While Pimentel and Carroll are supported by some high-ranking Catholics, they’re frustrated that some people in the church give a higher priority to anti-abortion activism than to the migrants’ plight.
“We talk about being pro-life, and we’re OK returning families to places where they could be killed?” Pimentel said. “We need to hold our fellow Catholics more accountable.”
Perhaps the most outspoken bishop along the border has been Bishop Mark Seitz of El Paso. Last year, he ventured into Juárez, prayed for migrants’ well-being, then accompanied a family of Honduran asylum seekers to the U.S. entry point.
“Standing here at the U.S.-Mexico border, how do we begin to diagnose the soul of our country?” Seitz said at the time. “A government and society which view fleeing children and families as threats.
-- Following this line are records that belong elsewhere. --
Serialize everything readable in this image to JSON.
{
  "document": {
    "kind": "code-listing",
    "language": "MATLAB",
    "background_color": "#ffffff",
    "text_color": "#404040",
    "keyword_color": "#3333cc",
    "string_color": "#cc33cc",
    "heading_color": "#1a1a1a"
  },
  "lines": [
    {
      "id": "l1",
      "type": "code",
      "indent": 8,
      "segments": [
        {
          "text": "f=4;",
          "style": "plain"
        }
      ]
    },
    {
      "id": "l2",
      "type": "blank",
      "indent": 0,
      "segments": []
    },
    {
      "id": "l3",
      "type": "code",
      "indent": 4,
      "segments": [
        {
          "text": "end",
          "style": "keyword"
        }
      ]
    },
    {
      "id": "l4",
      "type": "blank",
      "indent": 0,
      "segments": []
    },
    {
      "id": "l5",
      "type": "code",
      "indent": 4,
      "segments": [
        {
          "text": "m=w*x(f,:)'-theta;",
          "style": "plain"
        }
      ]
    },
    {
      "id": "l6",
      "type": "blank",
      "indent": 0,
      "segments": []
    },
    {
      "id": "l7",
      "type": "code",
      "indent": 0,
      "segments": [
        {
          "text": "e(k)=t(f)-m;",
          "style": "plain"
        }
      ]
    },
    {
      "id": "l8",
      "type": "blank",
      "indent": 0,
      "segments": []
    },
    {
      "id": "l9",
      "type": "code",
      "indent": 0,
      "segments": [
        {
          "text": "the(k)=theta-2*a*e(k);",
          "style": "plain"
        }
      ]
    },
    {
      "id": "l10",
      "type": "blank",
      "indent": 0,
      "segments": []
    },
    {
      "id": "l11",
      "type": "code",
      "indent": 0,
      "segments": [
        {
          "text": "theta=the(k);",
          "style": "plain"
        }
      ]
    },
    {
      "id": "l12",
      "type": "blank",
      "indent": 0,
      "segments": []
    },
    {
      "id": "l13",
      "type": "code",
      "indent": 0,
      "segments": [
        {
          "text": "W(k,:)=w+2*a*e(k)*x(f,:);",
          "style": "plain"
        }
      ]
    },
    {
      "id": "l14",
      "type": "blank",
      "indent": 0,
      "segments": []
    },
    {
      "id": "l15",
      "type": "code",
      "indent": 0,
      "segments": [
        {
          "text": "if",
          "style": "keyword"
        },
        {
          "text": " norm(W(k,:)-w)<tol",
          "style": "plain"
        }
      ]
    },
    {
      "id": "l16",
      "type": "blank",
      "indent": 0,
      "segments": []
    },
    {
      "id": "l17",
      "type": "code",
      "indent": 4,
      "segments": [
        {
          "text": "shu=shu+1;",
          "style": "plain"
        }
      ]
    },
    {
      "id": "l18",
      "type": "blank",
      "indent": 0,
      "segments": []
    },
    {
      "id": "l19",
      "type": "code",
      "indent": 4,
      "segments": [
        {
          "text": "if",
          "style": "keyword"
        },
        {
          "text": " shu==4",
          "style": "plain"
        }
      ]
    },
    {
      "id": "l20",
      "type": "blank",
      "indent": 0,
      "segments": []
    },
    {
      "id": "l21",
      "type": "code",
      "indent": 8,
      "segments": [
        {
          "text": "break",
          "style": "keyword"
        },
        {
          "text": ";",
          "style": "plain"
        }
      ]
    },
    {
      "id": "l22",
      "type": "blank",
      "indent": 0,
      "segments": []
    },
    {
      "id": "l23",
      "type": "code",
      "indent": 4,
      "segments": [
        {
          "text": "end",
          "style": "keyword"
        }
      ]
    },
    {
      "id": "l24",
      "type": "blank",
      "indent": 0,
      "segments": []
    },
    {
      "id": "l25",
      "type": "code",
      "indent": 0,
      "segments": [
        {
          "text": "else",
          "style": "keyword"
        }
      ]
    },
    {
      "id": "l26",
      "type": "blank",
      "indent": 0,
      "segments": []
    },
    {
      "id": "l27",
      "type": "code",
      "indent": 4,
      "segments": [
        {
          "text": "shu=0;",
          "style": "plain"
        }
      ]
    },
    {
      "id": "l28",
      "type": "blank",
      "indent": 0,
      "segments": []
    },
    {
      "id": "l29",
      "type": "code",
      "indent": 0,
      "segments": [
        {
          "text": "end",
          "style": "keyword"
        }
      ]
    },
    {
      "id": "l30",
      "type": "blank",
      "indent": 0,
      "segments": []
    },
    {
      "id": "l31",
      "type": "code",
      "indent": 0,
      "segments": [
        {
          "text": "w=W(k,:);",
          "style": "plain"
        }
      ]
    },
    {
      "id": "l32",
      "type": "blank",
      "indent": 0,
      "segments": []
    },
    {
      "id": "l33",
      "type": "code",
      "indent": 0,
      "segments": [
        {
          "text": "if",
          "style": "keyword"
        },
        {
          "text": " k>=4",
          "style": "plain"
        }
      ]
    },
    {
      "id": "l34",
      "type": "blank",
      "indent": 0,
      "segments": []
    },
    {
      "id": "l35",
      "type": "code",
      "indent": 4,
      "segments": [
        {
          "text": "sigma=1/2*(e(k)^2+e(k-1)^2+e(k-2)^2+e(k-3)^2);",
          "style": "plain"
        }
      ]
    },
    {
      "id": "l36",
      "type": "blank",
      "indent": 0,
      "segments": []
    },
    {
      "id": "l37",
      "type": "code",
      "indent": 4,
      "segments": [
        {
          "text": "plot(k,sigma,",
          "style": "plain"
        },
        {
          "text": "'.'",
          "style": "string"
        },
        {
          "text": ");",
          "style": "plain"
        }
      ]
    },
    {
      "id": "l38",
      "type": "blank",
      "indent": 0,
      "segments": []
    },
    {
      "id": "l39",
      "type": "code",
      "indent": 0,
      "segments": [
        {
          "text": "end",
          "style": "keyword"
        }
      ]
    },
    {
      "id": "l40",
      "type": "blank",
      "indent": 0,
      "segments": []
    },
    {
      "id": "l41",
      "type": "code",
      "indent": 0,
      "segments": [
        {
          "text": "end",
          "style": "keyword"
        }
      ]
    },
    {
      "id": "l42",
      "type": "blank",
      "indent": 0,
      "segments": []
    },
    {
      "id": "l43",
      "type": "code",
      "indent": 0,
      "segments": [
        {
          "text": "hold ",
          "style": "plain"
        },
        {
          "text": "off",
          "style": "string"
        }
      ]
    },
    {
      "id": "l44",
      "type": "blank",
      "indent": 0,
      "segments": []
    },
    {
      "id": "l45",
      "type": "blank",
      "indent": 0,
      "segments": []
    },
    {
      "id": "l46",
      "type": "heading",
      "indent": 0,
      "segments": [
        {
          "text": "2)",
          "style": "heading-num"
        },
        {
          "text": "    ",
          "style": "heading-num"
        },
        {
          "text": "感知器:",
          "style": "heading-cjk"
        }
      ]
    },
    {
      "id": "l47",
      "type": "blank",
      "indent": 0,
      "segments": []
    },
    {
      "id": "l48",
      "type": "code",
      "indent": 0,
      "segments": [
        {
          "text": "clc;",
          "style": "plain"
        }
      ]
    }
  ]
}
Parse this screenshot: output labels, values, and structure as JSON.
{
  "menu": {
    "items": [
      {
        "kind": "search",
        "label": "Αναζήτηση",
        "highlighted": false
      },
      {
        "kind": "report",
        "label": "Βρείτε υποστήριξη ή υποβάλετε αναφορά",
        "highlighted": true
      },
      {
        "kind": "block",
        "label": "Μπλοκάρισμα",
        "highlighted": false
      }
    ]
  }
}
A government which treats children in U.S. custody worse than animals.”
Many Hispanic Catholics in the U.S. are deeply invested in the immigration debate because they belong to mixed-status families — some relatives have legal immigration status while others do not.
Even in heavily Hispanic dioceses, views on immigration are not monolithic. Some priests and bishops rarely evoke the migrants’ plight; some parishioners resent the resources directed toward them by the church.
“We know our house of faith is divided,” said Bishop Gerald Kicanas, the bishop emeritus of Tucson, Arizona. “The vast majority who are struggling with this issue are just frightened. They feel they’re being overwhelmed.”
Just a year ago, throngs of asylum seekers streamed through Casa Alitas, a Catholic-run shelter based in a former juvenile detention center in Tucson. Now it’s often quiet.
In Brownsville, Texas, a few parishes are issuing photo ID cards to undocumented immigrants verifying their parish membership. Local law enforcement agencies have agreed to recognize the IDs, potentially sparing some immigrants from being jailed and deported.
St. Eugene de Mazenod Church, which serves a parish of low- to moderate-income Hispanics, is spearheading the ID program. But its Spanish-speaking Anglo pastor, Father Kevin Collins, says most Brownsville parishes aren’t interested.
“They don’t want anything to do with that kind of social justice,” he said.
Melba Salazar-Lucio, a professor at Texas Southmost College, has helped lead a migrant support group called Team Brownsville for nearly two years. The volunteers have assisted hundreds of asylum seekers encamped across the Rio Grande River in Matamoros, Mexico.
Salazar-Lucio says Collins’s pro-migrant advocacy is an exception among the local priests.
“They don’t talk about immigrants at the church,” she said.
In Nogales, Sean Carroll is determined to speak out – in a statement March 18, he assailed the Trump administration’s move to immediately send asylum-seekers and other undocumented migrants back to Mexico.
“The administration has been continually focused on ways to stoke fear of migrants, eliminate access to long-held protections, and dramatically reduce due process,” Carroll wrote. “The latest announcement uses the pandemic as a pretext to advance its dangerous goals.”
Associated Press religion coverage receives support from the Lilly Endowment through the Religion News Foundation. The AP is solely responsible for this content.